## Exercise directions
What is needed is an exact repeat of the entries, with no pictures in it.

## The data
------------------------------------------------

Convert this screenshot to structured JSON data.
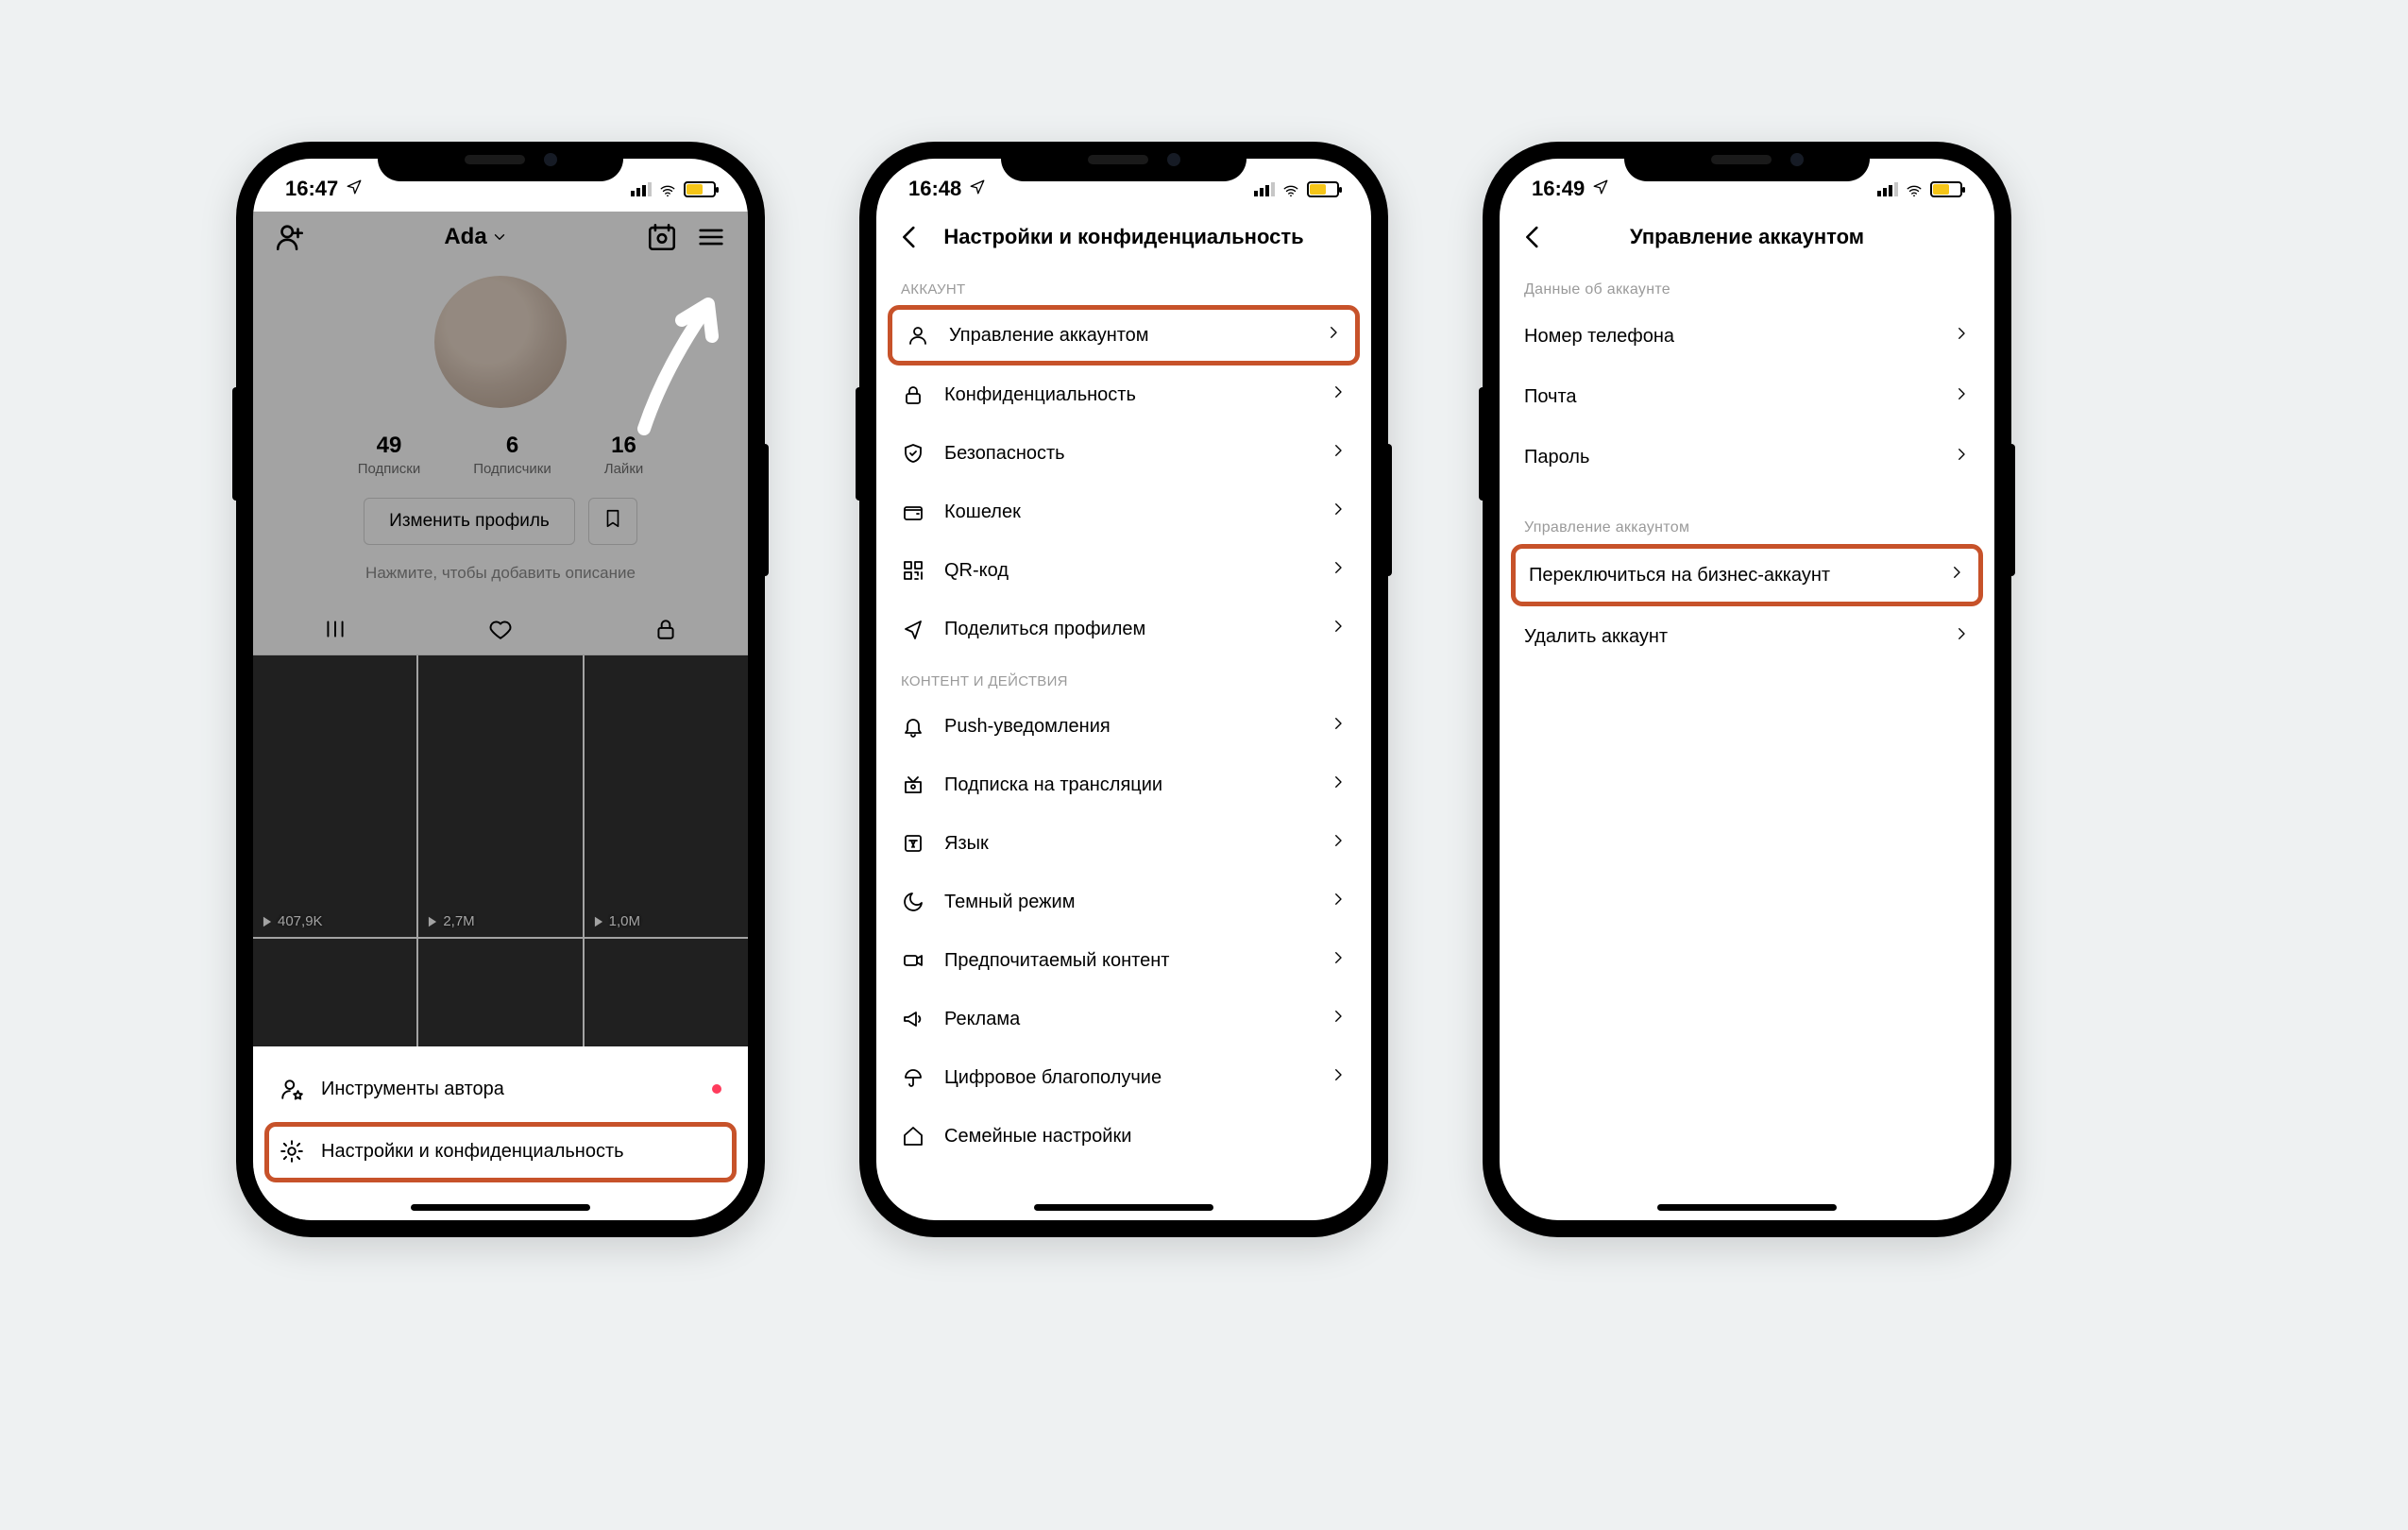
{
  "highlight_color": "#c7522a",
  "phone1": {
    "time": "16:47",
    "username": "Ada",
    "stats": [
      {
        "num": "49",
        "label": "Подписки"
      },
      {
        "num": "6",
        "label": "Подписчики"
      },
      {
        "num": "16",
        "label": "Лайки"
      }
    ],
    "edit_label": "Изменить профиль",
    "bio_placeholder": "Нажмите, чтобы добавить описание",
    "videos": [
      {
        "views": "407,9K"
      },
      {
        "views": "2,7M"
      },
      {
        "views": "1,0M"
      },
      {
        "views": ""
      },
      {
        "views": ""
      },
      {
        "views": ""
      }
    ],
    "sheet": {
      "creator_tools": "Инструменты автора",
      "settings": "Настройки и конфиденциальность"
    }
  },
  "phone2": {
    "time": "16:48",
    "title": "Настройки и конфиденциальность",
    "section_account": "АККАУНТ",
    "section_content": "КОНТЕНТ И ДЕЙСТВИЯ",
    "items_account": [
      "Управление аккаунтом",
      "Конфиденциальность",
      "Безопасность",
      "Кошелек",
      "QR-код",
      "Поделиться профилем"
    ],
    "items_content": [
      "Push-уведомления",
      "Подписка на трансляции",
      "Язык",
      "Темный режим",
      "Предпочитаемый контент",
      "Реклама",
      "Цифровое благополучие",
      "Семейные настройки"
    ]
  },
  "phone3": {
    "time": "16:49",
    "title": "Управление аккаунтом",
    "section_info": "Данные об аккаунте",
    "section_mgmt": "Управление аккаунтом",
    "items_info": [
      "Номер телефона",
      "Почта",
      "Пароль"
    ],
    "items_mgmt": [
      "Переключиться на бизнес-аккаунт",
      "Удалить аккаунт"
    ]
  }
}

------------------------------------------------

## Exercise response
Convert this screenshot to structured JSON data.
{
  "highlight_color": "#c7522a",
  "phone1": {
    "time": "16:47",
    "username": "Ada",
    "stats": [
      {
        "num": "49",
        "label": "Подписки"
      },
      {
        "num": "6",
        "label": "Подписчики"
      },
      {
        "num": "16",
        "label": "Лайки"
      }
    ],
    "edit_label": "Изменить профиль",
    "bio_placeholder": "Нажмите, чтобы добавить описание",
    "videos": [
      {
        "views": "407,9K"
      },
      {
        "views": "2,7M"
      },
      {
        "views": "1,0M"
      },
      {
        "views": ""
      },
      {
        "views": ""
      },
      {
        "views": ""
      }
    ],
    "sheet": {
      "creator_tools": "Инструменты автора",
      "settings": "Настройки и конфиденциальность"
    }
  },
  "phone2": {
    "time": "16:48",
    "title": "Настройки и конфиденциальность",
    "section_account": "АККАУНТ",
    "section_content": "КОНТЕНТ И ДЕЙСТВИЯ",
    "items_account": [
      "Управление аккаунтом",
      "Конфиденциальность",
      "Безопасность",
      "Кошелек",
      "QR-код",
      "Поделиться профилем"
    ],
    "items_content": [
      "Push-уведомления",
      "Подписка на трансляции",
      "Язык",
      "Темный режим",
      "Предпочитаемый контент",
      "Реклама",
      "Цифровое благополучие",
      "Семейные настройки"
    ]
  },
  "phone3": {
    "time": "16:49",
    "title": "Управление аккаунтом",
    "section_info": "Данные об аккаунте",
    "section_mgmt": "Управление аккаунтом",
    "items_info": [
      "Номер телефона",
      "Почта",
      "Пароль"
    ],
    "items_mgmt": [
      "Переключиться на бизнес-аккаунт",
      "Удалить аккаунт"
    ]
  }
}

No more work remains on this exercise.